There are however some signs that we may be at, or close to the bottom of this particular trough and the sow market has always provided a ready barometer of what lies ahead in Europe.

Cull sow quotes moved up between 3p–5p today and although they still have a long way to go, quotes in the 83p–85p/kg region were available on a delivered basis or 4p–5p below this to collection centres or ex-farm.

The recent introduction of Aids to Private Storage and the relatively firm performance of the euro which closed on Friday worth 85.9p have all signaled that something of a price revival may be ahead, but it could be a case of too little, too late.

Private storage aid will allow surplus pigmeat to be taken off the European market and put in store and to come out again in either 90, 120 or 150 days time, but only qualifies for aid if it is then exported outside the European Union, ie. the further away the better!

The latest Agriculture and Horticulture Development Board 30kg ex-farm weaner price has also held relatively firm at 342.16/head and there are some reports that weaner supplies in the weeks ahead may be less plentiful, which could also point to an upcoming shortage of pigmeat throughout the system.

For those producers looking to cut their feed costs, a short term opportunity exists in East Anglia and other sugar beet growing areas where frost damaged beet is available at little more than the delivery cost in extraordinary large quantities.

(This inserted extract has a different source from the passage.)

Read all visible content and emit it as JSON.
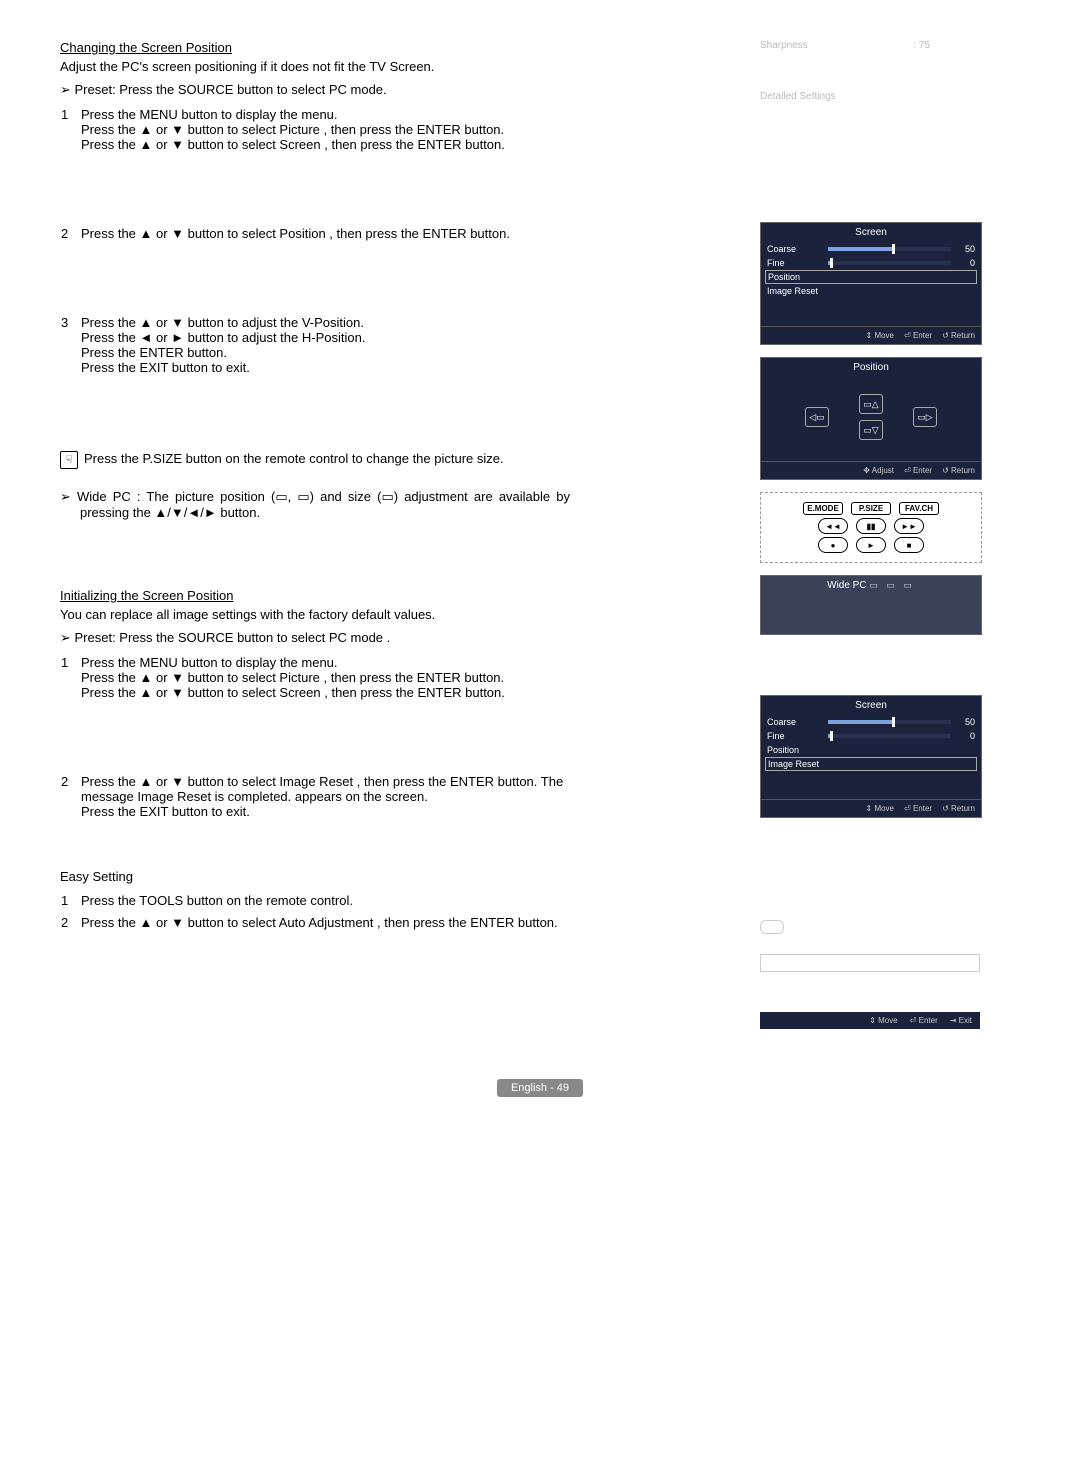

With a 20 per cent DM, 6.8 per cent crude protein and energy TDN at 81 per cent, subject to nutritional advice, this is well worth a look for breeding herds. More details to follow next week.